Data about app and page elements
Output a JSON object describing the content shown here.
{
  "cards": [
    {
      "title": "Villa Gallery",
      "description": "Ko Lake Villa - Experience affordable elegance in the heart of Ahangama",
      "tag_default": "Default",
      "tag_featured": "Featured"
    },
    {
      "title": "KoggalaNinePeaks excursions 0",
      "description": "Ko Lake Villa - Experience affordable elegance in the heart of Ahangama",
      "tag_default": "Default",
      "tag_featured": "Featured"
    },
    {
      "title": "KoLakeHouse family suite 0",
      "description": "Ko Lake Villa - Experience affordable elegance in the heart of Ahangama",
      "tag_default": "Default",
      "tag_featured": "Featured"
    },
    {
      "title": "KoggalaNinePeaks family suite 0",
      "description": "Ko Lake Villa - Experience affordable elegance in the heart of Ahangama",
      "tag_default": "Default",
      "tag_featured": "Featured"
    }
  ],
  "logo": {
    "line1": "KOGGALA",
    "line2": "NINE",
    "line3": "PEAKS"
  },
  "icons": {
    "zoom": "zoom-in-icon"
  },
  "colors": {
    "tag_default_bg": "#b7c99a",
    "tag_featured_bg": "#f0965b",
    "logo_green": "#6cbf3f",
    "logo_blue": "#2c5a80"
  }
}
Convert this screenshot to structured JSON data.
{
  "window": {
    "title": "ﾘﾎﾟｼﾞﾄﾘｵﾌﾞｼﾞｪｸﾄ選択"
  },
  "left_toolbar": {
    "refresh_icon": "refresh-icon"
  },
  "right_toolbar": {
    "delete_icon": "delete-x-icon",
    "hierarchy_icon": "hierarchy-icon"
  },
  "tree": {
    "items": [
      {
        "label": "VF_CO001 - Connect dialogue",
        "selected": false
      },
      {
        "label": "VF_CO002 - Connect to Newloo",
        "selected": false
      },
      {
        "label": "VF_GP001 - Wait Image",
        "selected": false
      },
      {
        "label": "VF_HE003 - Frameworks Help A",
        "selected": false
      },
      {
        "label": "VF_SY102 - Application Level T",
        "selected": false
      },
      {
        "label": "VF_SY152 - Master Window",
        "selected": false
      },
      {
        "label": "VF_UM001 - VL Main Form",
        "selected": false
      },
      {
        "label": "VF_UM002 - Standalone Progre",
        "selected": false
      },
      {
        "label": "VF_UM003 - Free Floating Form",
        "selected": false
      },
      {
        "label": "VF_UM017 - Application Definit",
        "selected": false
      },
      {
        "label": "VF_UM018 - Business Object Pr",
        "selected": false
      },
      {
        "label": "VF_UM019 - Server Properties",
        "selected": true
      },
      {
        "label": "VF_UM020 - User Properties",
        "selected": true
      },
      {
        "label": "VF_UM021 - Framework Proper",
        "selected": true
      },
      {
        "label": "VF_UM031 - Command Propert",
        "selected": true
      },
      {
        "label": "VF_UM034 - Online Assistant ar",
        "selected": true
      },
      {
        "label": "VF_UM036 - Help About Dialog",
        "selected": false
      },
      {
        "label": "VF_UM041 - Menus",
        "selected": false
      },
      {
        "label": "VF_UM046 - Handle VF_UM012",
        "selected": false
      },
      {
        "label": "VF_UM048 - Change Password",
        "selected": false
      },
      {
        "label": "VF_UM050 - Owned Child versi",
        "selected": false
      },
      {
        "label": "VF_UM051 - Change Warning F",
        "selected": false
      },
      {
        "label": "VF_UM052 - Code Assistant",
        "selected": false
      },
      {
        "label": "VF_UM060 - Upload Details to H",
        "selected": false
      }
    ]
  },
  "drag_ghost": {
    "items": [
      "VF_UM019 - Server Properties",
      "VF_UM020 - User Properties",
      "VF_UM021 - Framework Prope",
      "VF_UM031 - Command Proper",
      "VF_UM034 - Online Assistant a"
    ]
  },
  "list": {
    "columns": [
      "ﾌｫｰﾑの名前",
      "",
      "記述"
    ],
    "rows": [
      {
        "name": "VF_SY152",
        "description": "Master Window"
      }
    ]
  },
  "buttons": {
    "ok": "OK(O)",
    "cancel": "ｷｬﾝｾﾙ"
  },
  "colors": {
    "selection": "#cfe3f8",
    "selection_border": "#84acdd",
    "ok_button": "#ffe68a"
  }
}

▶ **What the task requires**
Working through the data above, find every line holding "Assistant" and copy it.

▶ **Reply to the exercise**
        "label": "VF_UM034 - Online Assistant ar",
        "label": "VF_UM052 - Code Assistant",
      "VF_UM034 - Online Assistant a"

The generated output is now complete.